Branch of U.S. Armed Forces service: U.S. Air Force
“Joining the military was partially motivated by the events on 9/11 but mostly because I need to straighten myself out. I knew joining the military would give me discipline, accountability for my actions, a skill and education benefits. I just happened to stumble upon the TACP Field in Basic Training, which was a blessing.”
“The majority of my time was spent at Fort Benning in Georgia. Though much of my training took me throughout the United States, and two deployments to Iraq.”
“I met a lot of great people, from diverse backgrounds and from all over the country who wanted to give back to their country.”
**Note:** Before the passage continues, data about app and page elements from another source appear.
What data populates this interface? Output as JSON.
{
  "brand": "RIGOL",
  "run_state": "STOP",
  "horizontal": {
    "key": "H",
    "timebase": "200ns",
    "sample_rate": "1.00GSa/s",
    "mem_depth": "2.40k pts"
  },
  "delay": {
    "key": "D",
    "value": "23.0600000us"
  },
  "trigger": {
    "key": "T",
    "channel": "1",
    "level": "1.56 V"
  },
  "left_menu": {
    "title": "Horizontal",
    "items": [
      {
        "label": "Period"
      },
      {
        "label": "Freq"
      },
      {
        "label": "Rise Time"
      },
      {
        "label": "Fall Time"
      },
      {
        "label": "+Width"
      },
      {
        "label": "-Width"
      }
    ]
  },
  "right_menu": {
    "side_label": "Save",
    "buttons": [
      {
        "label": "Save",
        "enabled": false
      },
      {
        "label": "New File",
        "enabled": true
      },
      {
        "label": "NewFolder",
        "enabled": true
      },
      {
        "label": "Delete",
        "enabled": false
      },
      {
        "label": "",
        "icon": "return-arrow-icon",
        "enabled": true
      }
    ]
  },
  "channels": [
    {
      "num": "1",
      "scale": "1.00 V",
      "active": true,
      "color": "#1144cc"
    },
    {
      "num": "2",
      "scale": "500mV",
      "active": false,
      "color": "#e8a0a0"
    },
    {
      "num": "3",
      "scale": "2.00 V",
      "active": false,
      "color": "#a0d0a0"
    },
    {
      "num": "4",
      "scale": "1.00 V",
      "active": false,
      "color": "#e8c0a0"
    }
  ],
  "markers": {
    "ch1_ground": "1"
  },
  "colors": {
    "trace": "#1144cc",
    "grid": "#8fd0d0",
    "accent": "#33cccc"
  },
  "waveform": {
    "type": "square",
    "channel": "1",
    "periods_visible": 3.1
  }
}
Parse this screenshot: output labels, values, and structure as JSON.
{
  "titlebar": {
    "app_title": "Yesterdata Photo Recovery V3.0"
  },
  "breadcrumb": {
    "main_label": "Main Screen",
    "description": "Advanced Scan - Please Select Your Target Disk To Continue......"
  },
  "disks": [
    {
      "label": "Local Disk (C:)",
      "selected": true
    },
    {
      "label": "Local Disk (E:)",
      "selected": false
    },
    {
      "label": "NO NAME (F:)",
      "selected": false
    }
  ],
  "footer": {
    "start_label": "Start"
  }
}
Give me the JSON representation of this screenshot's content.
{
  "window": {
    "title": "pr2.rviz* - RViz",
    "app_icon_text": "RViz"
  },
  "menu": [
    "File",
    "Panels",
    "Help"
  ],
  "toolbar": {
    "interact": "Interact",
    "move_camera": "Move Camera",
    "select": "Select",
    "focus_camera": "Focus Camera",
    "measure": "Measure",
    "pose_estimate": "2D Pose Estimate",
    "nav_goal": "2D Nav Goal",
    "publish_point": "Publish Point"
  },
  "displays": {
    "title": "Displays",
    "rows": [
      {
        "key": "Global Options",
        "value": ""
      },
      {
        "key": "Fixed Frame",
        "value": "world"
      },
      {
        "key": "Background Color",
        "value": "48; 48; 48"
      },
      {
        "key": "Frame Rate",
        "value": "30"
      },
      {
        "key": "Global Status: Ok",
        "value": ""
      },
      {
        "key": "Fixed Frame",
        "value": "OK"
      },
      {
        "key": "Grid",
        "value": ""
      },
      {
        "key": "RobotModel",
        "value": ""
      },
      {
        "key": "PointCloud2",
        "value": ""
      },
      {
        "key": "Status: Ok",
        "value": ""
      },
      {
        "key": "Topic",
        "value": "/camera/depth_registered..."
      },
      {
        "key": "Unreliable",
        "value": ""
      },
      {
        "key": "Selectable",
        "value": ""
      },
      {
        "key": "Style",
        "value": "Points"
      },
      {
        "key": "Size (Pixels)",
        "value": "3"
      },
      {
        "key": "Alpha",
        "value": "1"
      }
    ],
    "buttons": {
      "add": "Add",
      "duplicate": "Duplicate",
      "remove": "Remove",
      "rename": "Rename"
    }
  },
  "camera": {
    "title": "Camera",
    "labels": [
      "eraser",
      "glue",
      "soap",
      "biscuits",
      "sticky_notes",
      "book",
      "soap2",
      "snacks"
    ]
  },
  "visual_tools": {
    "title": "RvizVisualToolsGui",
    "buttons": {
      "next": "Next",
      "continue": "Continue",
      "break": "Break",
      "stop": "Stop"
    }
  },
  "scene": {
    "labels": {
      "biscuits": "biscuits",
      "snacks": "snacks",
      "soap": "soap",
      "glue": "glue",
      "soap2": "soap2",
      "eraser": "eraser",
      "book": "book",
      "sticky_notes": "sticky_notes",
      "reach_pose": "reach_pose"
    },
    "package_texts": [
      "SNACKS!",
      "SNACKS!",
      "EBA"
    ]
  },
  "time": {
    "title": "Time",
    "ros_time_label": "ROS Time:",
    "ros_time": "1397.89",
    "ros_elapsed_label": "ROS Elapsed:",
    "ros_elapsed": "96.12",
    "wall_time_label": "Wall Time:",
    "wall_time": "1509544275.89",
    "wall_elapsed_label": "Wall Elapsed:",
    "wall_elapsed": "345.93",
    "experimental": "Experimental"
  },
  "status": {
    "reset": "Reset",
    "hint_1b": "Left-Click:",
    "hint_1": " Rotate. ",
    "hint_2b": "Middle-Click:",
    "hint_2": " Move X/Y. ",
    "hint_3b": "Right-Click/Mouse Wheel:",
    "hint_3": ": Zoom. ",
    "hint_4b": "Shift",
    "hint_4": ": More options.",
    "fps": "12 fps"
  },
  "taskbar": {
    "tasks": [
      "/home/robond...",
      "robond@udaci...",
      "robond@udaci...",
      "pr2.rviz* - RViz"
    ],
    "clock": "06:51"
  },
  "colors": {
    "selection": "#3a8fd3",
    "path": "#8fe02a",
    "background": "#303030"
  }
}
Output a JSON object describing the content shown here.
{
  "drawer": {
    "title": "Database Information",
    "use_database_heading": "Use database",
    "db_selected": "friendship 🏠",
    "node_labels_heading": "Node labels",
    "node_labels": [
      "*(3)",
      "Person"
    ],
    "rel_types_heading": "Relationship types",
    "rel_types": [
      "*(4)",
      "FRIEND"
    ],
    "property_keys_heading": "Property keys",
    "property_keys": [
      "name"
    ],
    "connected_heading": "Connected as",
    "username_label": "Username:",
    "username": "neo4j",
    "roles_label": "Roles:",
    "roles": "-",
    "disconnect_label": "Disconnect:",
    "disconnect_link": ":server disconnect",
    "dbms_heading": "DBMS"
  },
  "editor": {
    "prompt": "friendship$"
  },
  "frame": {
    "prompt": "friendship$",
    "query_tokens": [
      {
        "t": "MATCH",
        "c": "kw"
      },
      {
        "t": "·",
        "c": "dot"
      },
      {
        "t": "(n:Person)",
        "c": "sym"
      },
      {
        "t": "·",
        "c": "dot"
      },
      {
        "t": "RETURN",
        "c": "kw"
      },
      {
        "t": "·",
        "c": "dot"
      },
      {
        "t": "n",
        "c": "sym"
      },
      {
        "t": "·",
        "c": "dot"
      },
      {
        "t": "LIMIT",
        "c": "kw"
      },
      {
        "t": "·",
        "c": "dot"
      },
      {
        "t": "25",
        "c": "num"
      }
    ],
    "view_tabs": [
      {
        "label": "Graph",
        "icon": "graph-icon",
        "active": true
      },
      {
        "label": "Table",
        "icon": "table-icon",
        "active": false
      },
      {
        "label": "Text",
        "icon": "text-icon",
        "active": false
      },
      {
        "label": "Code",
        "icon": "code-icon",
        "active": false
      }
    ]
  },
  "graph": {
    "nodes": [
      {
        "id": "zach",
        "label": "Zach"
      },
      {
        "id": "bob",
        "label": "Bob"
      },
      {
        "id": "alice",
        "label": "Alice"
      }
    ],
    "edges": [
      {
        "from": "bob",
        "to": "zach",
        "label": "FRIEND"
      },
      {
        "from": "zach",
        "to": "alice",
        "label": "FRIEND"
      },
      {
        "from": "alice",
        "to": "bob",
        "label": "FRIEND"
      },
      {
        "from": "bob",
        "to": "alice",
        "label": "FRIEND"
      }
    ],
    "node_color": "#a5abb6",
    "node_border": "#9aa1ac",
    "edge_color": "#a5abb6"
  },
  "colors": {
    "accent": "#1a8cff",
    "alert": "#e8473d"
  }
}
“Building a community. It does not need to be with other veterans, but that is helpful. Write. Writing helps process your thoughts and helps make sense of your time in the military.”
“While on my second deployment, I injured my wrist. I sought care multiple times but was not taken seriously. Eventually, I got an x-ray which showed a fracture of the scaphoid. And due to not being managed appropriately, the scaphoid became necrotic, and I was sent back to Georgia for surgery. I hated the feeling of not being listened to, and thought I could help fix that.”
Program Director, Human Genetics and Genomics Department
Branch of U.S. Armed Forces service: U.S. Navy (submarine service). Dr. Handley is pictured on the lower left, in the group photo.
“I’ve always been interested in science and technology, and joined specifically for submarine duty as an electronics technician and nuclear propulsion reactor operator. I saw it as something few people have ever experienced and a position with great responsibility and potential for personal growth. For me, military service was also intended to be a stepping stone towards college and ultimately graduate school.”
“I spent the first two years of my service in electronics and nuclear engineering training. Graduating at the top of my class, I was chosen to serve as a nuclear reactor operations instructor. During the final part of my duty I was assigned to a fast attack submarine out of Charleston, SC.”
“As the top student in my class in Electronic Technician ‘A’ School, I was awarded a letter of recognition. Later, in addition to being Qualified in Submarines and receiving a Good Conduct Medal, I received a Sea Service Deployment Ribbon, a submarine squadron Citation for exemplary performance in the reactor controls division, and a submarine squadron Letter of Commendation for contributions to a mission ‘of great importance to the United States.’ Our ship also received the prestigious Battle Efficiency ‘E’ designation, for which I was awarded a Battle ‘E’ ribbon.”
“Directly out of the military, I attended Johns Hopkins University. The stark contrast in the two cultures required an extraordinary adjustment. Fortunately, I made many great friendships at Hopkins that still endure today. Those friends helped me make the transition from the military to academia.”
“From my earliest memories, I had always known I wanted to be a scientist. Having a difficult family background, I knew I had to find my own path to reach my aspirations. Military service seemed to be the best option, even though it would extend the time required for me to achieve my ultimate educational goals.”
“We continue our work to provide veteran-friendly admissions and employment processes, to grow our campus services, to provide pathways into integrative, whole-person healthcare career opportunities, and to be a supportive and welcoming environment for all veterans,” said SCU President John Scaringe, DC, EdD. “To each of our veterans in the SCU community, we thank you! We appreciate your service and we value your contributions to our community through your military service, and throughout your lives.”
Veterans Day is an official University holiday, with campus closed on Friday, Nov. 11, 2022. We sincerely you for your service, veterans!